WORK INSTRUCTION :: Say how many lines below contain the word "region". The number is the entire reply.

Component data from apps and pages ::

*-*-*

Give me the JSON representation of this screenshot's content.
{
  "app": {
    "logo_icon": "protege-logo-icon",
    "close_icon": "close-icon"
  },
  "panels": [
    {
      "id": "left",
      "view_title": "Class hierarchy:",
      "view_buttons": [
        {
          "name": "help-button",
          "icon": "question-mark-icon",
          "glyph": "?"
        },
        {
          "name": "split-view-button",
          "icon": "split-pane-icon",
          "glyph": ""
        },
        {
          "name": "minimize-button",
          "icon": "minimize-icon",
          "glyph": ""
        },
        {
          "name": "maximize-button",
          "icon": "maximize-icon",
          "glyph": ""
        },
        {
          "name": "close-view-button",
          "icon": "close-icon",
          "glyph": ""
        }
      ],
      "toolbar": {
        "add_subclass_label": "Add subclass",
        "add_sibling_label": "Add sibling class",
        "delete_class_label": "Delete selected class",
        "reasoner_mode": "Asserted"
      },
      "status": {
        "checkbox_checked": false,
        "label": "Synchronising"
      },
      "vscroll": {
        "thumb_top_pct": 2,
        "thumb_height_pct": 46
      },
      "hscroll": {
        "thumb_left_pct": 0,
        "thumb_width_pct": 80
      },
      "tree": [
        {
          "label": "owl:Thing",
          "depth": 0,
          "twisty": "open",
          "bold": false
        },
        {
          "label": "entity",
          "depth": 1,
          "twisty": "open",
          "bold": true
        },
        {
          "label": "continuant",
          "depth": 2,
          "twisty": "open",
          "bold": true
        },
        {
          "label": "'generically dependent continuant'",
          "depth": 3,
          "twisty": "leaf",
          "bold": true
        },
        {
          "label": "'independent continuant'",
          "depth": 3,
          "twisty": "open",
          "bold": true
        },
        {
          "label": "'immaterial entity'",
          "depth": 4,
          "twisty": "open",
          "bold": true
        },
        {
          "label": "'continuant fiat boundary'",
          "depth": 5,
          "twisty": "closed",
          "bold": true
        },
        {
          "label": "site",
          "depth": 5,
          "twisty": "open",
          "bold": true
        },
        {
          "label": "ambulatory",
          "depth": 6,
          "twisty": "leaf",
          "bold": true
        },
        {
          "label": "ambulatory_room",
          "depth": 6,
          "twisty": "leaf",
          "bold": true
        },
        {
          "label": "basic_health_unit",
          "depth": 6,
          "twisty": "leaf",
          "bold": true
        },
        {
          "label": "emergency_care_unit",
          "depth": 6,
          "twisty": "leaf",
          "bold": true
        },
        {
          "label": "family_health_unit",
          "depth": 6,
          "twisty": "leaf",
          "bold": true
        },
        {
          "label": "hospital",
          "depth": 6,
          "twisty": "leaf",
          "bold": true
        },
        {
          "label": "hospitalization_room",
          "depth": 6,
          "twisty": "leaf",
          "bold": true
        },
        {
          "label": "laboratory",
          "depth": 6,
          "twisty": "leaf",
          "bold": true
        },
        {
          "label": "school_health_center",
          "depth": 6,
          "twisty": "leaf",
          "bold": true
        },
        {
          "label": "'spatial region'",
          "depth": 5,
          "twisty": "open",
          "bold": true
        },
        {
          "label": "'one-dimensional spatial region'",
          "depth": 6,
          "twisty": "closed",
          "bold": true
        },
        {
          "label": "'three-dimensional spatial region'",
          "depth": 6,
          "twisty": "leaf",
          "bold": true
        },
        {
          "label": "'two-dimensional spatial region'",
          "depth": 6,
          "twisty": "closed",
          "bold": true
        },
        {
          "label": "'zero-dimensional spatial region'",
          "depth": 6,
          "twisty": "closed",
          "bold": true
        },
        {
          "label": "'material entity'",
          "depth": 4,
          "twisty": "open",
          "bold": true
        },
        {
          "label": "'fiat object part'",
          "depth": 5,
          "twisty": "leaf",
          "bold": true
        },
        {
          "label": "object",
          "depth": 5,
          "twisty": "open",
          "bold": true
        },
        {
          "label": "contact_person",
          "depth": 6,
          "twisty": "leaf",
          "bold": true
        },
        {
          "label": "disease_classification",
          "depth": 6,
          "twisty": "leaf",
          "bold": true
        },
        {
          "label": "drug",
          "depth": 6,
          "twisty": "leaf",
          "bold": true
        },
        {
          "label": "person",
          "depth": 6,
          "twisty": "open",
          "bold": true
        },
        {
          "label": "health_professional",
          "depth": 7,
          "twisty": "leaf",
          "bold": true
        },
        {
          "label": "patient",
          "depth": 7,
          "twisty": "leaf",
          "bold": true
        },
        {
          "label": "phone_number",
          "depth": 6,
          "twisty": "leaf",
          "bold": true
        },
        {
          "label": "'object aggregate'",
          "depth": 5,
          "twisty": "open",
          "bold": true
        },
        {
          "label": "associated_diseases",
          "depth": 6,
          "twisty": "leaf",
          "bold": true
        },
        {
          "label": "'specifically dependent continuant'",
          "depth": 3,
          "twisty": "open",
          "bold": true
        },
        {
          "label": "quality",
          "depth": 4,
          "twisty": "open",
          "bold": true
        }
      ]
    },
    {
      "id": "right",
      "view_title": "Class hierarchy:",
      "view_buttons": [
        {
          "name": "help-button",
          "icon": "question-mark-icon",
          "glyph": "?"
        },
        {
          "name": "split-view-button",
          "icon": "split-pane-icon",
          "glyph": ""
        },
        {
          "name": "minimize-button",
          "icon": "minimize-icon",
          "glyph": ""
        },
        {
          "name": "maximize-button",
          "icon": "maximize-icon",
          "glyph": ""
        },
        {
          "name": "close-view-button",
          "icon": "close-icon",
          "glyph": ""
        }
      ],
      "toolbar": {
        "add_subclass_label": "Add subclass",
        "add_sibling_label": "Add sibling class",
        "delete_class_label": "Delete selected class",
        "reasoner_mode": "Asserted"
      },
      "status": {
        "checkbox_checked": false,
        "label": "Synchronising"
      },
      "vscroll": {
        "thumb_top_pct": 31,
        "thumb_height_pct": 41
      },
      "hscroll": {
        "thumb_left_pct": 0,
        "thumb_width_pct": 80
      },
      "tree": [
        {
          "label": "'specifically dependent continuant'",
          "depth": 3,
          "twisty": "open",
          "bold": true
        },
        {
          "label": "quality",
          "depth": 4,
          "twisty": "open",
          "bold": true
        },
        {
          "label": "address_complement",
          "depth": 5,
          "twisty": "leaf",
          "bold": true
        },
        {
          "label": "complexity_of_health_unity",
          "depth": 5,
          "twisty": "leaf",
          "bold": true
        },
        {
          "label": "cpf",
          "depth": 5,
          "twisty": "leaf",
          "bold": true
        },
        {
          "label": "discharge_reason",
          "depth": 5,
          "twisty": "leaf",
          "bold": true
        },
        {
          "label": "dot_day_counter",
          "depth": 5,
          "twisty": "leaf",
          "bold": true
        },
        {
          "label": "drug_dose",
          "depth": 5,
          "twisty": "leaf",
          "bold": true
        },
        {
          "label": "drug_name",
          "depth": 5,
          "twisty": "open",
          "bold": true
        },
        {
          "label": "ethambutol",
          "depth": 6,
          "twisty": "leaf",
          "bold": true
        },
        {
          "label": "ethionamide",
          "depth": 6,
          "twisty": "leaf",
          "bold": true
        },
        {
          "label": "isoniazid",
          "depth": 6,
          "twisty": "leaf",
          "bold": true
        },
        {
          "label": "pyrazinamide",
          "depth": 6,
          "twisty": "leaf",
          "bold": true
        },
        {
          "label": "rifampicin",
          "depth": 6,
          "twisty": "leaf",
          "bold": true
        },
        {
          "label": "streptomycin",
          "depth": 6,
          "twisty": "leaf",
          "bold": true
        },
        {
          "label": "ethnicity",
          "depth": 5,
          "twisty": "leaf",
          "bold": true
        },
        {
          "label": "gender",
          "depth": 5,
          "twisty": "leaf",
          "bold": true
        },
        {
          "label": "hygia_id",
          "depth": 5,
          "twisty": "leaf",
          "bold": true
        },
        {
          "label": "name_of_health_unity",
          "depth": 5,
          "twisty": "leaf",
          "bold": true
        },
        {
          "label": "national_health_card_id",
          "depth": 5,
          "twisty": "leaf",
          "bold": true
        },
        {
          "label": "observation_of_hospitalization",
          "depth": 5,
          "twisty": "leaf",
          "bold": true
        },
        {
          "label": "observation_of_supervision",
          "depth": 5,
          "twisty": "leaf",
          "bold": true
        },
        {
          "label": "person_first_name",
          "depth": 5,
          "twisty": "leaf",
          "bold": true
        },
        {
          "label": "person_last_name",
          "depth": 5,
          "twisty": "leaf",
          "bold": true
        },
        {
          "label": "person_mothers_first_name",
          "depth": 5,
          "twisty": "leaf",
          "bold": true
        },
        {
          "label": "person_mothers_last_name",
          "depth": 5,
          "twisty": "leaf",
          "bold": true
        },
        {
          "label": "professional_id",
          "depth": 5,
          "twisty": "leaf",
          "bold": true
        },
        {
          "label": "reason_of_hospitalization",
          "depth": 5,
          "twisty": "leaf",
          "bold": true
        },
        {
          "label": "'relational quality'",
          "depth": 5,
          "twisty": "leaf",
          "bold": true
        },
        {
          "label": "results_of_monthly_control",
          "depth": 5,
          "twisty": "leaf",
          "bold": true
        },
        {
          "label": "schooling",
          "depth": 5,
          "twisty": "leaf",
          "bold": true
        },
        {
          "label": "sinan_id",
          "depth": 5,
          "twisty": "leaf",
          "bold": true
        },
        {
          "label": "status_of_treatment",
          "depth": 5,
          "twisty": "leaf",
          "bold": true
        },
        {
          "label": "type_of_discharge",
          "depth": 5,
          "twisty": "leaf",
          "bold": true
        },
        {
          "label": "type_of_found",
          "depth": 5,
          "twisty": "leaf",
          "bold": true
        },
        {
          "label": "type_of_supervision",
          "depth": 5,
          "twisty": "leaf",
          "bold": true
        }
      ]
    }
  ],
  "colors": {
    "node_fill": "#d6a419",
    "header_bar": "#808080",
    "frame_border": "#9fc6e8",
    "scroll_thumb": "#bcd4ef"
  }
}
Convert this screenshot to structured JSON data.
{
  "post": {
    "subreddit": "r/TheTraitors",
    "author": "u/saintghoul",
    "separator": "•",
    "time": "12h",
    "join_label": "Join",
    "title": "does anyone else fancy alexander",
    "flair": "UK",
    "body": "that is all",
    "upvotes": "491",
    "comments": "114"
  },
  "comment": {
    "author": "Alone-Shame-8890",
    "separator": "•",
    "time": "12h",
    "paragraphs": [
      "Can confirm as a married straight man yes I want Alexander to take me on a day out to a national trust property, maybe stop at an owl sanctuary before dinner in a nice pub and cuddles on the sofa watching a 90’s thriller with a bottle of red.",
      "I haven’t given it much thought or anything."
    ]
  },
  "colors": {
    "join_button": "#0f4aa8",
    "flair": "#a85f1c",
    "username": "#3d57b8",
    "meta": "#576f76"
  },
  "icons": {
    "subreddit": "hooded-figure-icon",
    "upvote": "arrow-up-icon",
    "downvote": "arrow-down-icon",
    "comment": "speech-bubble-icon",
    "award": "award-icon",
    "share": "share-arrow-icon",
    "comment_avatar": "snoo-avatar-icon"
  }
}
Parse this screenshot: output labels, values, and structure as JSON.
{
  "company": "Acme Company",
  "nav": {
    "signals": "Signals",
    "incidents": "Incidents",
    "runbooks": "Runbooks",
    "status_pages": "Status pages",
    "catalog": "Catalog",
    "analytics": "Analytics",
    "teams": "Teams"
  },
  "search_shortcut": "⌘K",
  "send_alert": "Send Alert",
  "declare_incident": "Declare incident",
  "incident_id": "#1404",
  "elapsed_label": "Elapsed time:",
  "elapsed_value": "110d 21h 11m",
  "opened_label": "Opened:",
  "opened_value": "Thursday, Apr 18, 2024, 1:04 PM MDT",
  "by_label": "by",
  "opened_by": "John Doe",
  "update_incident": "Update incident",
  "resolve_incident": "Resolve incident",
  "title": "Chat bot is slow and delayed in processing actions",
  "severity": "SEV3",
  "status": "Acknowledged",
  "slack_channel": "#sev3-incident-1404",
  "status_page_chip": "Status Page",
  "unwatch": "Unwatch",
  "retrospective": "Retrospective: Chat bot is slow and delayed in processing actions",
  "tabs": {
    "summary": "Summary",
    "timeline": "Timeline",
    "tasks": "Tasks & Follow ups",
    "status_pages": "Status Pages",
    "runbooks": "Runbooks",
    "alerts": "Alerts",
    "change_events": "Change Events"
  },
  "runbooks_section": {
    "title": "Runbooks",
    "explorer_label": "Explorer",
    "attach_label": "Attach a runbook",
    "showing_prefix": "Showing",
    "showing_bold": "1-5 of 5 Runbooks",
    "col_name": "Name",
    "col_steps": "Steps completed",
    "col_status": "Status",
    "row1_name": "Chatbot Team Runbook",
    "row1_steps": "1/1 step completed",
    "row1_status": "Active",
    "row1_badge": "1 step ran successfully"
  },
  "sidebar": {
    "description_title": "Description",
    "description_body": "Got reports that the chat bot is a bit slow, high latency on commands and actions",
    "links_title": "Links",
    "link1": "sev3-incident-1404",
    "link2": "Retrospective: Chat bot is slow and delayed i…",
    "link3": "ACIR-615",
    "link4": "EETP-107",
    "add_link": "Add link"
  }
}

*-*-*

REPLY :: 5